It’s not easy designing your own sustainable building, but these high schoolers tried their hand at it for SCARCE’s Annual Sustainable Design Challenge.
“This is a project of SCARCE and the DuPage County Stormwater Management Committee,” said SCARCE’s Founder and Executive Director Kay McKeen. “This is an opportunity for young people to decide how they’re going to live. They’re going to be deciding how to manage water, how to slow down stormwater, how to save energy, how to reduce energy. Everybody is going to live in a home. What kind of a home are you going to build?”
More than 30 student groups designed their own landscape or building models using environmentally friendly practices.
“We have solar panels, rain barrels, permeable pavement, electric car charging stations, and bike racks,” said Metea Valley Junior Evan Lemberger as he showed his group’s model.
It’s a challenge that’s proven to get more and more impressive every year.
“Just watching these kids come in from the days 13 years ago when it was Legos and shoeboxes. Now it’s geothermal heating and CAD design on computer-generated screens. Just to see what it’s gone to over the years is unbelievable,” said Jim Zay, the chairman of the Stormwater Management Committee.
A panel of judges scored each project for Best Overall LEED Design, Best Stormwater Management Design, and Best Energy Efficiency Design. And each comes with a cash prize.
But many are taking more than an award away with them from the competition.
“How many different ways there are to water plants are really interesting, because there are literally so many ways,” said Waubonsie Valley Senior Katie Montini.

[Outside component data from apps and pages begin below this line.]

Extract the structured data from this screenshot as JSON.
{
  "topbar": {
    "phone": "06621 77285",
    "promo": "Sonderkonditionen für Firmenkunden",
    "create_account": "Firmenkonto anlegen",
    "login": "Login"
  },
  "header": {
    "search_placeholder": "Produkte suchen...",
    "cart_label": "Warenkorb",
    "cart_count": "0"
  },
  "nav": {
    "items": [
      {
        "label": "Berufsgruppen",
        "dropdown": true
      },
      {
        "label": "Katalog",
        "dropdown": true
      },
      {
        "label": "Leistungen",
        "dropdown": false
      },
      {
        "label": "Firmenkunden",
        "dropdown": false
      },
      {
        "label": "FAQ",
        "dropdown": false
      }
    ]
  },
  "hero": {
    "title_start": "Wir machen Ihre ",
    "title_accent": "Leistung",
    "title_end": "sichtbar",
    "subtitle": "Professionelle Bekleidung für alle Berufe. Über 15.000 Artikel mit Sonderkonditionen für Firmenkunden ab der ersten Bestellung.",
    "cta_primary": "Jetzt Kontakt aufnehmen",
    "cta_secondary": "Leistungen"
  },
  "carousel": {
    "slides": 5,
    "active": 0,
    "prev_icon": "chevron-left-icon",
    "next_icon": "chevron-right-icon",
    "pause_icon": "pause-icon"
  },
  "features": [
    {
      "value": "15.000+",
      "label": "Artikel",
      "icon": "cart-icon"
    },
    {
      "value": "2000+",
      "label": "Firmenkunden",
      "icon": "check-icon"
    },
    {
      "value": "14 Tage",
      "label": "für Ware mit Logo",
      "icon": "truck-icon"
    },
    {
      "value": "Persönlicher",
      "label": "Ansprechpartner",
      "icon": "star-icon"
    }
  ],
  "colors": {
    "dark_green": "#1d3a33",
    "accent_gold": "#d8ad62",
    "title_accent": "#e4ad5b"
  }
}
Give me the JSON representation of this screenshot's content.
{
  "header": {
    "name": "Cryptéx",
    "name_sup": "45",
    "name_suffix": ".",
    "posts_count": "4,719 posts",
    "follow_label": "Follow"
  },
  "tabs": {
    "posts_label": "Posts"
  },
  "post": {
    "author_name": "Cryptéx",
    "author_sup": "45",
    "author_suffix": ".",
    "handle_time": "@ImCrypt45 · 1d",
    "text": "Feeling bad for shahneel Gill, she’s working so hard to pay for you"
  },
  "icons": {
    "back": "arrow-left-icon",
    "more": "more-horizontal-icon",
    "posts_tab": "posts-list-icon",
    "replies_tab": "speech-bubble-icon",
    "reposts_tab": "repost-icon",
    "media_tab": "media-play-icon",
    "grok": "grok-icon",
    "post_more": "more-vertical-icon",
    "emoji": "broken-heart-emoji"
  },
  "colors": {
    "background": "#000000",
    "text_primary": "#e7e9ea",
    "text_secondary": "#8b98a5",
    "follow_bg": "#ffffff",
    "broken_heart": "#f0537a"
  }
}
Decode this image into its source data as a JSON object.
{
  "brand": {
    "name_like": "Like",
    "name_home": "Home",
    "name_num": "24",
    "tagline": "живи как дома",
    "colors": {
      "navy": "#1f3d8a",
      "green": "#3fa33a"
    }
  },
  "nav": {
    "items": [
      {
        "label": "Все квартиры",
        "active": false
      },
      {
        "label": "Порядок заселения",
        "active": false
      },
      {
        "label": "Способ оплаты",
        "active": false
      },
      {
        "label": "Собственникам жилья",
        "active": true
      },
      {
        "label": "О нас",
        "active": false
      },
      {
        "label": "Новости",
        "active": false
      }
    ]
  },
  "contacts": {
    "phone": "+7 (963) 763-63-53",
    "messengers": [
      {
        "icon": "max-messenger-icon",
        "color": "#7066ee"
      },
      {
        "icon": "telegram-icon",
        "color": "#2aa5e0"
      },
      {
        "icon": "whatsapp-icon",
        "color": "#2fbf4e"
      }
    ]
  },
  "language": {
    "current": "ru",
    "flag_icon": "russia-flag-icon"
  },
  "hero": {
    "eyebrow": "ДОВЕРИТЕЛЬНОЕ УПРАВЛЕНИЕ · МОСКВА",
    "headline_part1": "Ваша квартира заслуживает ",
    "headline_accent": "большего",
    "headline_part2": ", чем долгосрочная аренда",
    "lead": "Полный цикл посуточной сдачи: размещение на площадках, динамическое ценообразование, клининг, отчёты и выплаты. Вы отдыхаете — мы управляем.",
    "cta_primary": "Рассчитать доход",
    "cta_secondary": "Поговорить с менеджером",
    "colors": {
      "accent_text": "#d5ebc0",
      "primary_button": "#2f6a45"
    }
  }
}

“Yeah our project mainly focuses on water preservation so that was one thing,” added her group member Bella Udziela. “So just to realize how much water we use daily is a lot.”